▶ **WHAT YOU SHOULD DO**: The answer should match the records character for character.

=-=-=

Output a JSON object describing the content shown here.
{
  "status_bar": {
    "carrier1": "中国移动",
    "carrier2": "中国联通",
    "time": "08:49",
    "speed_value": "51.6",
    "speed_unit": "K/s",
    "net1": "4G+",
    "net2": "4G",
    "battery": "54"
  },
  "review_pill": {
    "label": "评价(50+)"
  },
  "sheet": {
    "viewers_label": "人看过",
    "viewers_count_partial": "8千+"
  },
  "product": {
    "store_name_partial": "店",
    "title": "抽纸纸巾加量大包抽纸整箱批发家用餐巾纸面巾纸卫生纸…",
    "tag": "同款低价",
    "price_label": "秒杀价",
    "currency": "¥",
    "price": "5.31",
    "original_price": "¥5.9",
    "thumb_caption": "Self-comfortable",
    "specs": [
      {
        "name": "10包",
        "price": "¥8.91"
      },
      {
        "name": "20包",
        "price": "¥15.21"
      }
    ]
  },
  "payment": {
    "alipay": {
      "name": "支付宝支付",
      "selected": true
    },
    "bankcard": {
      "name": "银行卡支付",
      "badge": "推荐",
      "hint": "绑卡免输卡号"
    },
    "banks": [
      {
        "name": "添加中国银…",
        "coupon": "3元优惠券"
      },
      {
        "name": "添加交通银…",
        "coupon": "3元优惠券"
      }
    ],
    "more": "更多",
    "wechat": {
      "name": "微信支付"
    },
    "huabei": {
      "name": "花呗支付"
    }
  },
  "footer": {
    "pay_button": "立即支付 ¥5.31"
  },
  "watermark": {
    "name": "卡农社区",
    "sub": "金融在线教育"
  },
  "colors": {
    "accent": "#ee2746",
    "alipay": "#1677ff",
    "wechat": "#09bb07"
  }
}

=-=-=

▶ **ANSWER SPACE**:
Output a JSON object describing the content shown here.
{
  "status_bar": {
    "carrier1": "中国移动",
    "carrier2": "中国联通",
    "time": "08:49",
    "speed_value": "51.6",
    "speed_unit": "K/s",
    "net1": "4G+",
    "net2": "4G",
    "battery": "54"
  },
  "review_pill": {
    "label": "评价(50+)"
  },
  "sheet": {
    "viewers_label": "人看过",
    "viewers_count_partial": "8千+"
  },
  "product": {
    "store_name_partial": "店",
    "title": "抽纸纸巾加量大包抽纸整箱批发家用餐巾纸面巾纸卫生纸…",
    "tag": "同款低价",
    "price_label": "秒杀价",
    "currency": "¥",
    "price": "5.31",
    "original_price": "¥5.9",
    "thumb_caption": "Self-comfortable",
    "specs": [
      {
        "name": "10包",
        "price": "¥8.91"
      },
      {
        "name": "20包",
        "price": "¥15.21"
      }
    ]
  },
  "payment": {
    "alipay": {
      "name": "支付宝支付",
      "selected": true
    },
    "bankcard": {
      "name": "银行卡支付",
      "badge": "推荐",
      "hint": "绑卡免输卡号"
    },
    "banks": [
      {
        "name": "添加中国银…",
        "coupon": "3元优惠券"
      },
      {
        "name": "添加交通银…",
        "coupon": "3元优惠券"
      }
    ],
    "more": "更多",
    "wechat": {
      "name": "微信支付"
    },
    "huabei": {
      "name": "花呗支付"
    }
  },
  "footer": {
    "pay_button": "立即支付 ¥5.31"
  },
  "watermark": {
    "name": "卡农社区",
    "sub": "金融在线教育"
  },
  "colors": {
    "accent": "#ee2746",
    "alipay": "#1677ff",
    "wechat": "#09bb07"
  }
}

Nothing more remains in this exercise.